As the season changes, check your wine stock

I frequently get asked for wine recommendations and am always happy to oblige. Most people I talk to are “just looking for a few different, good, affordable, easy-to-find bottles.”

I encourage others to keep a small stock of wines at home. I’m not talking about a big capital investment; even a mixed case (12 bottles) eliminates the hassle of always having to go hunt for wine when you need it. Getting started can seem daunting. In that spirit, I’ve put together a cellar-starter list.

What follows is a list of 10 outstanding values, each under $20. I’ve selected a range of varietals and styles. All of them drink well on their own in addition to pairing well with food, and are widely available in shops here on Capitol Hill. If you find one that really speaks to you, buy a case of it. You’ll never regret it.


Dry Creek Chenin Blanc, Sonoma, Calif., $13. A perfect aperitif, this bright white offers loads of tropical fruit flavors on the nose and palate with just the right amount of acidity to be refreshing. 

Duckhorn Decoy Sauvignon Blanc, Napa Valley, Calif., $17. This is a well-structured wine with layers of lemongrass and fresh apple. A substantial amount of the Semillon grape is blended with the Sauvignon Blanc, creating a mysterious, supple finish that is gentle but substantial. 

Louis Jadot Macon Villages, Chardonnay, Burgundy, France, $16. An old-school, un-oaked French Chardonnay. This is a clean, crisp sipper with firm acidity and expressions of toasted bread, walnuts, pear and apricots throughout.

Chateau Ste Michelle Eroica Riesling, Columbia Valley, Wash., $19. Harmonized scents of citrus peel, honey and fresh herbs recede to lime and mineral flavors. The finish is slightly sweet but complex and lasting. This is a white that has enough character to evolve and improve for several years.

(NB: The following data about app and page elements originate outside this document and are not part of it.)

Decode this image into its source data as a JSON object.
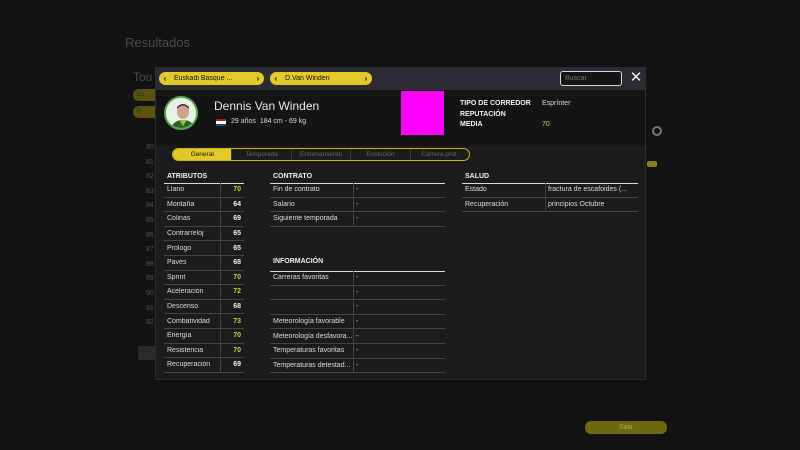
{
  "background": {
    "title": "Resultados",
    "tour_label": "Tou",
    "pills": [
      "Eu",
      "E"
    ],
    "row_numbers": [
      "80",
      "81",
      "82",
      "83",
      "84",
      "85",
      "86",
      "87",
      "88",
      "89",
      "90",
      "91",
      "92"
    ],
    "exit_label": "Salir"
  },
  "modal": {
    "team_selector": "Euskadi Basque ...",
    "rider_selector": "D.Van Winden",
    "search_placeholder": "Buscar"
  },
  "rider": {
    "name": "Dennis Van Winden",
    "age": "29 años",
    "height_weight": "184 cm - 69 kg",
    "flag_colors": [
      "#ae1c28",
      "#ffffff",
      "#21468b"
    ]
  },
  "summary": {
    "labels": [
      "TIPO DE CORREDOR",
      "REPUTACIÓN",
      "MEDIA"
    ],
    "type_value": "Esprínter",
    "reputation_value": "",
    "average_value": "70"
  },
  "tabs": [
    "General",
    "Temporada",
    "Entrenamiento",
    "Evolución",
    "Carrera prof."
  ],
  "attributes": {
    "title": "ATRIBUTOS",
    "rows": [
      {
        "name": "Llano",
        "value": "70",
        "highlight": true
      },
      {
        "name": "Montaña",
        "value": "64",
        "highlight": false
      },
      {
        "name": "Colinas",
        "value": "69",
        "highlight": false
      },
      {
        "name": "Contrarreloj",
        "value": "65",
        "highlight": false
      },
      {
        "name": "Prólogo",
        "value": "65",
        "highlight": false
      },
      {
        "name": "Pavés",
        "value": "68",
        "highlight": false
      },
      {
        "name": "Sprint",
        "value": "70",
        "highlight": true
      },
      {
        "name": "Aceleración",
        "value": "72",
        "highlight": true
      },
      {
        "name": "Descenso",
        "value": "68",
        "highlight": false
      },
      {
        "name": "Combatividad",
        "value": "73",
        "highlight": true
      },
      {
        "name": "Energía",
        "value": "70",
        "highlight": true
      },
      {
        "name": "Resistencia",
        "value": "70",
        "highlight": true
      },
      {
        "name": "Recuperación",
        "value": "69",
        "highlight": false
      }
    ]
  },
  "contract": {
    "title": "CONTRATO",
    "rows": [
      {
        "name": "Fin de contrato",
        "value": "-"
      },
      {
        "name": "Salario",
        "value": "-"
      },
      {
        "name": "Siguiente temporada",
        "value": "-"
      }
    ]
  },
  "information": {
    "title": "INFORMACIÓN",
    "rows": [
      {
        "name": "Carreras favoritas",
        "value": "-"
      },
      {
        "name": "",
        "value": "-"
      },
      {
        "name": "",
        "value": "-"
      },
      {
        "name": "Meteorología favorable",
        "value": "-"
      },
      {
        "name": "Meteorología desfavora...",
        "value": "-"
      },
      {
        "name": "Temperaturas favoritas",
        "value": "-"
      },
      {
        "name": "Temperaturas detestad...",
        "value": "-"
      }
    ]
  },
  "health": {
    "title": "SALUD",
    "rows": [
      {
        "name": "Estado",
        "value": "fractura de escafoides (..."
      },
      {
        "name": "Recuperación",
        "value": "principios Octubre"
      }
    ]
  }
}
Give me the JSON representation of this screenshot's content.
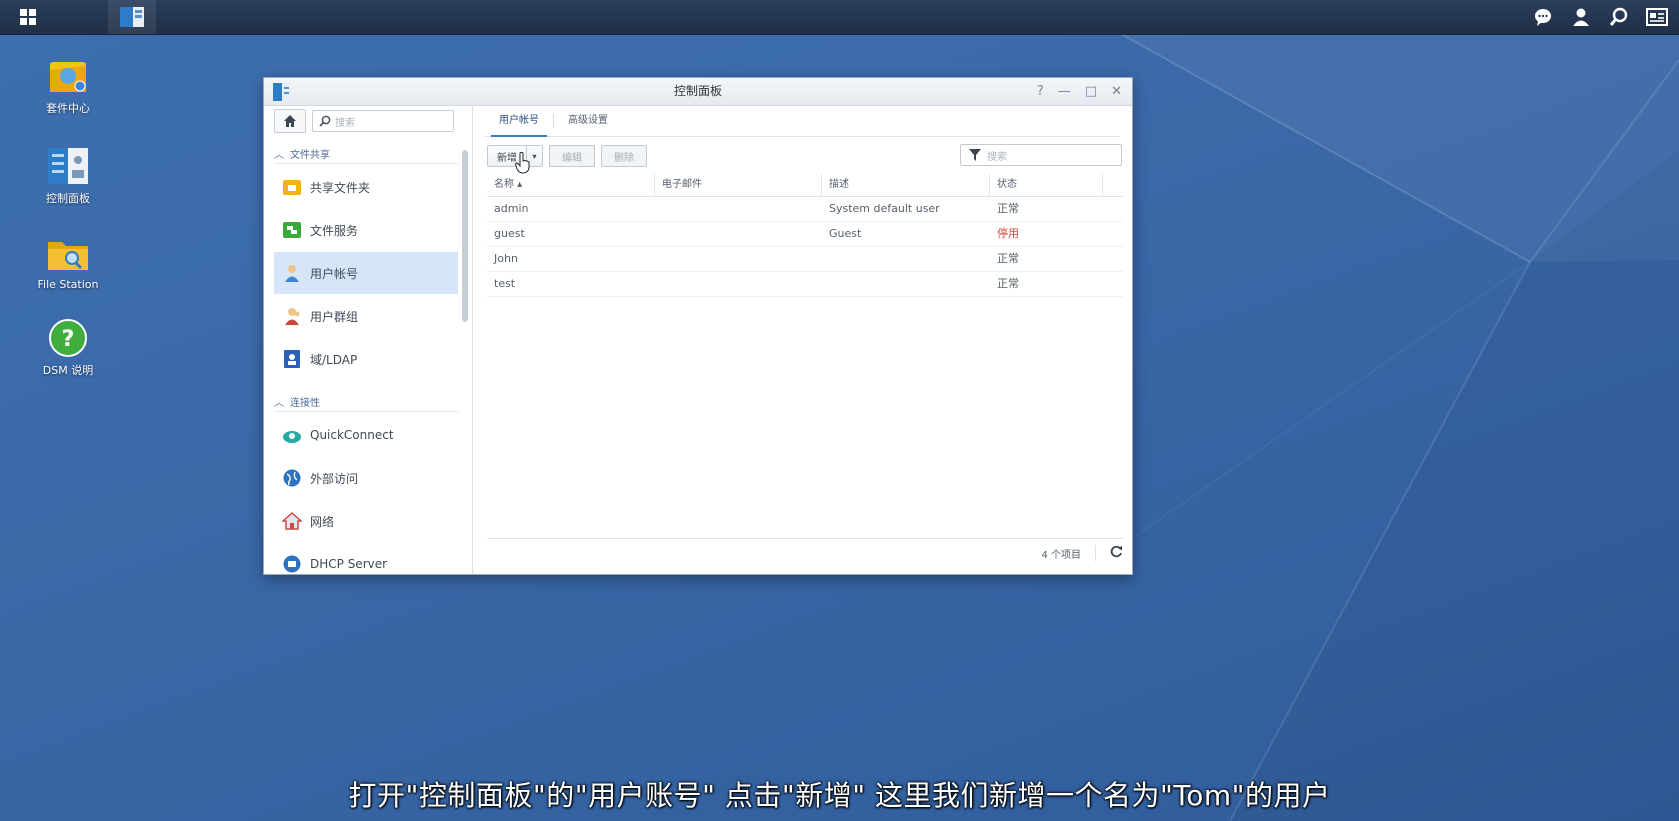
{
  "desktop": {
    "icons": [
      {
        "label": "套件中心"
      },
      {
        "label": "控制面板"
      },
      {
        "label": "File Station"
      },
      {
        "label": "DSM 说明"
      }
    ]
  },
  "taskbar": {
    "right_icons": [
      "chat-icon",
      "user-icon",
      "search-icon",
      "widgets-icon"
    ]
  },
  "window": {
    "title": "控制面板",
    "controls": {
      "help": "?",
      "minimize": "—",
      "maximize": "□",
      "close": "✕"
    }
  },
  "sidebar": {
    "search_placeholder": "搜索",
    "sections": [
      {
        "label": "文件共享"
      },
      {
        "label": "连接性"
      }
    ],
    "items": [
      {
        "label": "共享文件夹"
      },
      {
        "label": "文件服务"
      },
      {
        "label": "用户帐号"
      },
      {
        "label": "用户群组"
      },
      {
        "label": "域/LDAP"
      },
      {
        "label": "QuickConnect"
      },
      {
        "label": "外部访问"
      },
      {
        "label": "网络"
      },
      {
        "label": "DHCP Server"
      }
    ]
  },
  "main": {
    "tabs": [
      {
        "label": "用户帐号"
      },
      {
        "label": "高级设置"
      }
    ],
    "toolbar": {
      "create_label": "新增",
      "edit_label": "编辑",
      "delete_label": "删除"
    },
    "filter_placeholder": "搜索",
    "columns": [
      "名称 ▴",
      "电子邮件",
      "描述",
      "状态"
    ],
    "rows": [
      {
        "name": "admin",
        "email": "",
        "description": "System default user",
        "status": "正常"
      },
      {
        "name": "guest",
        "email": "",
        "description": "Guest",
        "status": "停用"
      },
      {
        "name": "John",
        "email": "",
        "description": "",
        "status": "正常"
      },
      {
        "name": "test",
        "email": "",
        "description": "",
        "status": "正常"
      }
    ],
    "footer_count": "4 个项目"
  },
  "subtitle": "打开\"控制面板\"的\"用户账号\" 点击\"新增\" 这里我们新增一个名为\"Tom\"的用户",
  "colors": {
    "accent": "#3b79c4",
    "disabled_status": "#d24a3a",
    "desktop": "#3a69a8"
  }
}
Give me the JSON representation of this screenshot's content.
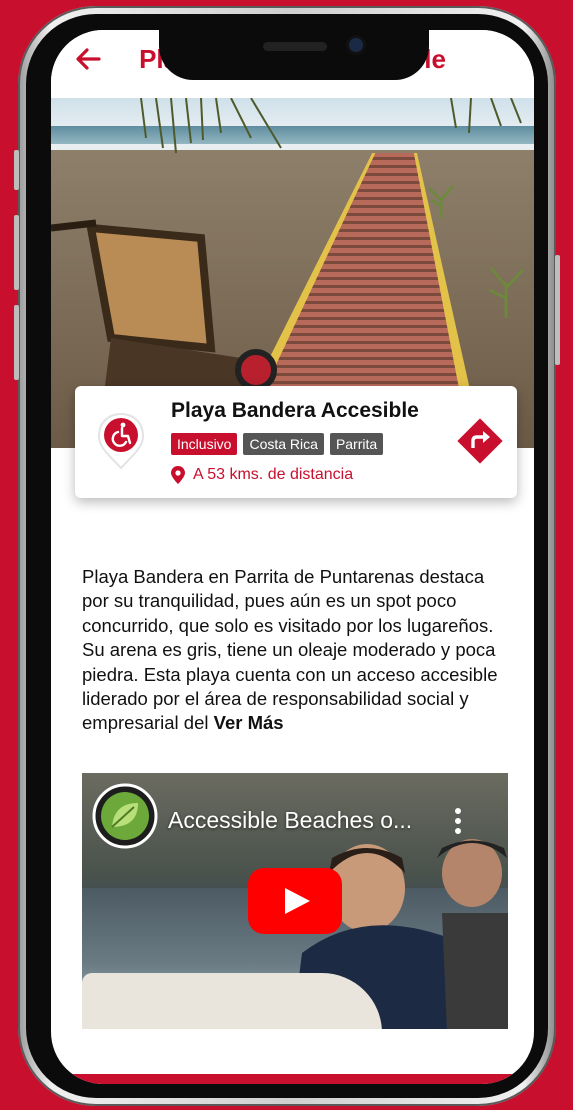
{
  "header": {
    "title": "Playa Bandera Accesible",
    "back_icon": "arrow-left-icon"
  },
  "carousel": {
    "slides": 8,
    "active_index": 0
  },
  "place": {
    "name": "Playa Bandera Accesible",
    "category_icon": "wheelchair-accessible-icon",
    "tags": [
      {
        "label": "Inclusivo",
        "style": "red"
      },
      {
        "label": "Costa Rica",
        "style": "gray"
      },
      {
        "label": "Parrita",
        "style": "gray"
      }
    ],
    "distance": "A 53 kms. de distancia",
    "distance_icon": "location-pin-icon",
    "directions_icon": "directions-icon"
  },
  "description": {
    "text": "Playa Bandera en Parrita de Puntarenas destaca por su tranquilidad, pues aún es un spot poco concurrido, que solo es visitado por los lugareños. Su arena es gris, tiene un oleaje moderado y poca piedra. Esta playa cuenta con un acceso accesible liderado por el área de responsabilidad social y empresarial del",
    "more_label": "Ver Más"
  },
  "video": {
    "title": "Accessible Beaches o...",
    "menu_icon": "more-vertical-icon",
    "play_icon": "youtube-play-icon"
  },
  "colors": {
    "brand": "#c8102e",
    "tag_gray": "#555555"
  }
}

Gloria Ferrer Blanc de Noir, Non-Vintage, Carneros, Calif., $19. Predominantly Pinot Noir, this wine presents a pretty pink hue due to a special pressing technique. It has bright strawberry, dark cherry and vanilla aromas and cherry, cola and lemon flavors. Lively bubbles frame a refreshing finish. 


Saintsbury Vincent Vin Gris (Pinot Noir), Carneros, Calif., $15. This is one of my favorite wines for any occasion. Raspberries, strawberries, pomegranate and guava permeate the nose and palate, with a subtle expression of spicy Nasturtium weaved throughout. 


A to Z Pinot Noir, Willamette Valley, Ore., $16. This wine has everything you would want and expect from a basic Oregon Pinot: dark spice aromas and blackberry, cherry, earth and measured oak expressions. Incredibly smooth. 

Seghesio Zinfandel, Sonoma, Calif., $18. Aromas of blueberry, cracked pepper and freshly baked bread give way to layers of sage, soil and espresso flavors. Zesty tannins hold everything together.

Columbia Crest Horse Heaven Hills Merlot, Wash., $14. A dark and bold but well-balanced expression of black currants, plum and cedar with accents of chocolate and spice. The equally brash bouquet boasts red fruit, dried sage and cedar. You can sense oak and tannins in its frame, but they are polite and well-proportioned. 

Newton Red Label Cabernet Sauvignon, Napa Valley, Calif., $20.Layers of violets, anise, cherry pie and white chocolate and pine compete for attention in the glass. On the palate, smoke, blackberry, leather and cassis combine with ripe tannins. This is a rich, thick, full-bodied Cabernet.

Derek M. LaVallee, director of public relations and public affairs at Kemp Goldberg Partners and certified wine buff, can be reached at